The proposed scheme, to replace Lindley Group Practice’s existing building next to Huddersfield Royal Infirmary with a brand-new medical centre next to the current premises, have been submitted for formal planning and funding approval.
The idea of the new building has long been in the pipeline, and many patients gave feedback on what they’d like to see in new premises via a survey in 2018. Most people were very supportive of the need for better facilities and keen to see better accommodation for the practice team.
The proposed new building would be constructed right next to the current surgery. The state-of-the-art, energy-efficient new medical centre would have dedicated patient, clinical and administrative space and capacity to provide more training for staff, with better parking for all who use the building.
Dr Matt Kaye from Lindley Group Practice said: “For us, this is first about the care that we can give to our patients: with the building we have now, there are limits to what we can do and the experience that we can give our patients when they come to see us. We want more for our patients and this new facility will give us the modern space we need to do that. This is also about creating a much better workplace for our team. We’ve grown our staff exponentially over the years and we need more and better space to accommodate all the professionals supporting our patients.”

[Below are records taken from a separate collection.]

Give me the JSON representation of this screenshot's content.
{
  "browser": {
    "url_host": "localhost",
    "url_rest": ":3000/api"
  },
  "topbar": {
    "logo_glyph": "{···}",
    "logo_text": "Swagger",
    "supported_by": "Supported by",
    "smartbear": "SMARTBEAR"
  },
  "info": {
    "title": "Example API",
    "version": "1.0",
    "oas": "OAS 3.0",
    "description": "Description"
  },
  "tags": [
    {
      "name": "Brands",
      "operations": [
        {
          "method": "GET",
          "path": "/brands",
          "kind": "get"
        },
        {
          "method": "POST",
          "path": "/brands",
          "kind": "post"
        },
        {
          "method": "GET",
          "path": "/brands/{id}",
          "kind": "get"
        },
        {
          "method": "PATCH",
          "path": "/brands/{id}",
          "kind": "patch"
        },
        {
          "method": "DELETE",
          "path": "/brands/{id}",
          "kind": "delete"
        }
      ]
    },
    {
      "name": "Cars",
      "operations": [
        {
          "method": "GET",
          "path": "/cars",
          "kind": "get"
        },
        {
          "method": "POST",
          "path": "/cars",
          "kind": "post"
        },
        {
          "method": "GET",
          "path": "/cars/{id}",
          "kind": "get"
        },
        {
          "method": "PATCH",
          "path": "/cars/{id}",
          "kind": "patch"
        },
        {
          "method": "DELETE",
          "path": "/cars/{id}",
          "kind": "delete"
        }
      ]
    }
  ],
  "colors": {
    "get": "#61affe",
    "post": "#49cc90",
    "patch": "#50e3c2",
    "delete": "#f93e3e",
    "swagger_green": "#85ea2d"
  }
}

Catherine Wormstone, Head of Primary Care Strategy and Commissioning for Kirklees CCG said: “It’s great to see the plans for Lindley Group Practice developing. I know the team are putting a lot of time into creating the right space where they can provide services that meet patients’ needs, today and in the future.”
Lindley Group Practice has been based in its current building next to Huddersfield Royal Infirmary since the 1960s. Over the years, the practice has taken on more staff and needs more space and parking to offer a wider range of services to its 11,000 patients. Some consulting rooms are very small and not fit for purpose, doorways are narrow – making wheelchair access difficult – and four consulting rooms are upstairs and there is no lift. The reception area is cramped and offers little privacy for patients or the practice team.
The proposed new building would offer capacity to care for 13,000 patients and would be fully accessible for patients with disabilities.
Patients can read more and share ideas and suggestions at https://lindleygpbuild.com